WORK ORDER:
In the listing below, find each line holding "Einstellungen" and copy it.

DATA:
BEGIN
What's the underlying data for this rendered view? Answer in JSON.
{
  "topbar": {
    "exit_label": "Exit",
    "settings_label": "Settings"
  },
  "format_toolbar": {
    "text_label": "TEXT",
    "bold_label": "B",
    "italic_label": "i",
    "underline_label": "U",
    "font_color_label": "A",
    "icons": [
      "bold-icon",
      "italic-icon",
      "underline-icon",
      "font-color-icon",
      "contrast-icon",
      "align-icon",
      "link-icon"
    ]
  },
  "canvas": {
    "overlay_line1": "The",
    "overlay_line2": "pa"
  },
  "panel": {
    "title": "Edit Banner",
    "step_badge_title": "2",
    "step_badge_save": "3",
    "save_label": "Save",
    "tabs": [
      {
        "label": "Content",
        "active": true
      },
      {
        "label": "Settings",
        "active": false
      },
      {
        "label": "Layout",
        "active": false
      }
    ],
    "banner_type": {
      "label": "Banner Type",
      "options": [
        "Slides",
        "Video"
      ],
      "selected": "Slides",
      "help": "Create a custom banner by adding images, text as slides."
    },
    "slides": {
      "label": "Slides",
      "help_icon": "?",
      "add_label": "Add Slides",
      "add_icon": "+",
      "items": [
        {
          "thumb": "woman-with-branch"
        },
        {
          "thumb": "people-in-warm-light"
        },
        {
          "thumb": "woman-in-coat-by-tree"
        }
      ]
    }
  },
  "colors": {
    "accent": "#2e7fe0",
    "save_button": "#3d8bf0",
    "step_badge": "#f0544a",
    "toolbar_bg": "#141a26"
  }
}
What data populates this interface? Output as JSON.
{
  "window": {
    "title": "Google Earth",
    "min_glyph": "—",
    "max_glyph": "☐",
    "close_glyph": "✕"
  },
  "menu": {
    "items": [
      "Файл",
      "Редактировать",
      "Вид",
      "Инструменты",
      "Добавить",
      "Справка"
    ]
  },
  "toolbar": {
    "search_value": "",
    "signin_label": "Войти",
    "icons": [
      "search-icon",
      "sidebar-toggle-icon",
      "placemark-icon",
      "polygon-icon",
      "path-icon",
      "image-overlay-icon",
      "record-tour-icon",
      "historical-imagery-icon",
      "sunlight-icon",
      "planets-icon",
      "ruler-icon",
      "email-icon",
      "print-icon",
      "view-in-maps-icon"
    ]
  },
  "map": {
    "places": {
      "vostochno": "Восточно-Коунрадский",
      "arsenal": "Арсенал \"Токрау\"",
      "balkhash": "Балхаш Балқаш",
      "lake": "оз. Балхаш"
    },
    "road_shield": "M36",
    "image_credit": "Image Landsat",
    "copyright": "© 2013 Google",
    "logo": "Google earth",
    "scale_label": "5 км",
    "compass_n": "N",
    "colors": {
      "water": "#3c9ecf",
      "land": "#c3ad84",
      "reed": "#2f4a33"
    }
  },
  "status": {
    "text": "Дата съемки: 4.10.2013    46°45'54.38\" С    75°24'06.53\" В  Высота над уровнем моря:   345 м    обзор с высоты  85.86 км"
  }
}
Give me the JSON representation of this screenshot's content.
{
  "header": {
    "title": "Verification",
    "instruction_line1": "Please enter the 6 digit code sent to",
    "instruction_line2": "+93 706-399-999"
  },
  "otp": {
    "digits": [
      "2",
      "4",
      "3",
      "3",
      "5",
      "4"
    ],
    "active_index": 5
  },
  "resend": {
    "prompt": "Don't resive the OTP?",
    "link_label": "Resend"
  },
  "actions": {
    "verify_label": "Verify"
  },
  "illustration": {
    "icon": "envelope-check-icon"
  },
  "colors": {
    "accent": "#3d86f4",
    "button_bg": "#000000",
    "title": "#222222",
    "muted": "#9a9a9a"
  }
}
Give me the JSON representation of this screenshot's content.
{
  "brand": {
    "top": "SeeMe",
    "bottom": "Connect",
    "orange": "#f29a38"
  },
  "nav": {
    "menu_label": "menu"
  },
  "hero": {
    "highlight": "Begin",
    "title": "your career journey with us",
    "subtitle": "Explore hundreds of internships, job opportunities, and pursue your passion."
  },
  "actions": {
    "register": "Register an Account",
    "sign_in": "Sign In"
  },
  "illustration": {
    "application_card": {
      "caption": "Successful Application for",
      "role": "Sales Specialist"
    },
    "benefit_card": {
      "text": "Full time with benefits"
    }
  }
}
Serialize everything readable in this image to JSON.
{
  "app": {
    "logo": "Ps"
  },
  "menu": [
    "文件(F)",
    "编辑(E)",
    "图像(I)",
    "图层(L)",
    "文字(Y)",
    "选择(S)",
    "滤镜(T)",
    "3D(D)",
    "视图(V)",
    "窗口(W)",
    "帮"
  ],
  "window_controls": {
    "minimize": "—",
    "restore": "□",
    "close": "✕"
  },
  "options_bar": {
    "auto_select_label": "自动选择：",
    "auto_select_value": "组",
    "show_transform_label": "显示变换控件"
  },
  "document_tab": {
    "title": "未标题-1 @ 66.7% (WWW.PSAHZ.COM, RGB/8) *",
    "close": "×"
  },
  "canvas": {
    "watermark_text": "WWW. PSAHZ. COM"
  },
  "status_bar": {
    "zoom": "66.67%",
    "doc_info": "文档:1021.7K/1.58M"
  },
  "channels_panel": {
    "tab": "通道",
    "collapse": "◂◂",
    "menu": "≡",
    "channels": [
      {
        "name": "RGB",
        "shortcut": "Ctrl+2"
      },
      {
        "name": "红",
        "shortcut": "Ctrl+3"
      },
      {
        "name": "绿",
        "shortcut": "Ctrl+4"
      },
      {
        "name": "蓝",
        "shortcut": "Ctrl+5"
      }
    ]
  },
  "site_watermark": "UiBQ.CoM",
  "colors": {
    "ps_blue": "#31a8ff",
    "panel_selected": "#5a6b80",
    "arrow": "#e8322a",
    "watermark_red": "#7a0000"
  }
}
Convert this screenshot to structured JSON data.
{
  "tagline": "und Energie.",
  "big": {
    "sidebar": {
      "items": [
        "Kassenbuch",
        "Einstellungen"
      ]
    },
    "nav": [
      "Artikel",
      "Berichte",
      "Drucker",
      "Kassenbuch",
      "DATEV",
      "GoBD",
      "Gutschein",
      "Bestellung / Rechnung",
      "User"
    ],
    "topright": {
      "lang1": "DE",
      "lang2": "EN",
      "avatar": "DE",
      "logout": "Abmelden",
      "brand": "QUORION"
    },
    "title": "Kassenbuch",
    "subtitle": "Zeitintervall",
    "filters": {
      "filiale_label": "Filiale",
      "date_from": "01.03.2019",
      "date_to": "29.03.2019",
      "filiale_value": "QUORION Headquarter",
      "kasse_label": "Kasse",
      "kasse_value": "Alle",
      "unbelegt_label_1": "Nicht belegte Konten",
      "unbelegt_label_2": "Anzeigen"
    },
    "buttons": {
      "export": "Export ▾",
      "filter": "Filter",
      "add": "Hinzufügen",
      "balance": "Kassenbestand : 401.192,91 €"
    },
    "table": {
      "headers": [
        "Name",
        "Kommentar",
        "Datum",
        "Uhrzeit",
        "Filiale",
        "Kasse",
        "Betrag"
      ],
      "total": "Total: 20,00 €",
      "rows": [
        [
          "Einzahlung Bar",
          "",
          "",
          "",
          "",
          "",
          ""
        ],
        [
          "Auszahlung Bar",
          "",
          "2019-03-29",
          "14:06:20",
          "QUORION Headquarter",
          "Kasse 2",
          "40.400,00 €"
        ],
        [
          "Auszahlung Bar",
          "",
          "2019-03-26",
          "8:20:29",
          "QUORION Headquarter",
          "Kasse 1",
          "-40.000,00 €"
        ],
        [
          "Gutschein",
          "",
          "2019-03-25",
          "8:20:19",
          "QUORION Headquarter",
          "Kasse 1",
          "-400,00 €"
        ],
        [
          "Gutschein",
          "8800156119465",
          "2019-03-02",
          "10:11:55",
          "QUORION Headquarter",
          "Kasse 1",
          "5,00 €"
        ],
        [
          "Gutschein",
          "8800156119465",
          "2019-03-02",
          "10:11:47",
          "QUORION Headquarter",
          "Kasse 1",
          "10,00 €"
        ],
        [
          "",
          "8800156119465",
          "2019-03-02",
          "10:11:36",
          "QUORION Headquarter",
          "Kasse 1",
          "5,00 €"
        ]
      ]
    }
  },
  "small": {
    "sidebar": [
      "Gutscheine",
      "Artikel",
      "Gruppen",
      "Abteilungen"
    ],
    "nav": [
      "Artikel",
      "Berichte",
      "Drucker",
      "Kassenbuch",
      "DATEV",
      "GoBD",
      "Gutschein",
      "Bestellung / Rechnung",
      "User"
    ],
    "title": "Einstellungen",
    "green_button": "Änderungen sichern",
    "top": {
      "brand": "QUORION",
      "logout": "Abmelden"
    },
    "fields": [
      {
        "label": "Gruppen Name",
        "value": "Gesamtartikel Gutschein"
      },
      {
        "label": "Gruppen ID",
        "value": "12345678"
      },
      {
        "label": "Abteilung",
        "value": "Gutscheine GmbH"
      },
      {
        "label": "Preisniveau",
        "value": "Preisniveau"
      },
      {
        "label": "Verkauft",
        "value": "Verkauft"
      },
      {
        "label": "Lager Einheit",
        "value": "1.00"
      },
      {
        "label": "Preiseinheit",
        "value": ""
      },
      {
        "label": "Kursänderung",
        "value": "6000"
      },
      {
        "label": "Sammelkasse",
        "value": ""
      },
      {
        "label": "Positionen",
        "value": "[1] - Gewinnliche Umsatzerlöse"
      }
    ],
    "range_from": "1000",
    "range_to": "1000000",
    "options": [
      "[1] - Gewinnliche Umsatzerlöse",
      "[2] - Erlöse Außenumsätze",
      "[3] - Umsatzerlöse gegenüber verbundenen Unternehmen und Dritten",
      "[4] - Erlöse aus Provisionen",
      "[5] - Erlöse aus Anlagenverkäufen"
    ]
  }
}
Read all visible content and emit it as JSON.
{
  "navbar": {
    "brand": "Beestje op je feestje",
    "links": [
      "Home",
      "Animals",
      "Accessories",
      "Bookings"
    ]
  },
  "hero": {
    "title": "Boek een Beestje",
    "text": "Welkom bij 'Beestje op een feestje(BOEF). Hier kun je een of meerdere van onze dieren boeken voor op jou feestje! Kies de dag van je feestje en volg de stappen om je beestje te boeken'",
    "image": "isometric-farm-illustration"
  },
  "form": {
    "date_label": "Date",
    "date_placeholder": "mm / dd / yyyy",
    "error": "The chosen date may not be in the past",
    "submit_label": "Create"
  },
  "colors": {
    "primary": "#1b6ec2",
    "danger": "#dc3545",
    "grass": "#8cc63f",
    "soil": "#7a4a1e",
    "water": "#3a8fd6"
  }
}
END
WRITTEN SOLUTION:
        "Einstellungen"
    "title": "Einstellungen",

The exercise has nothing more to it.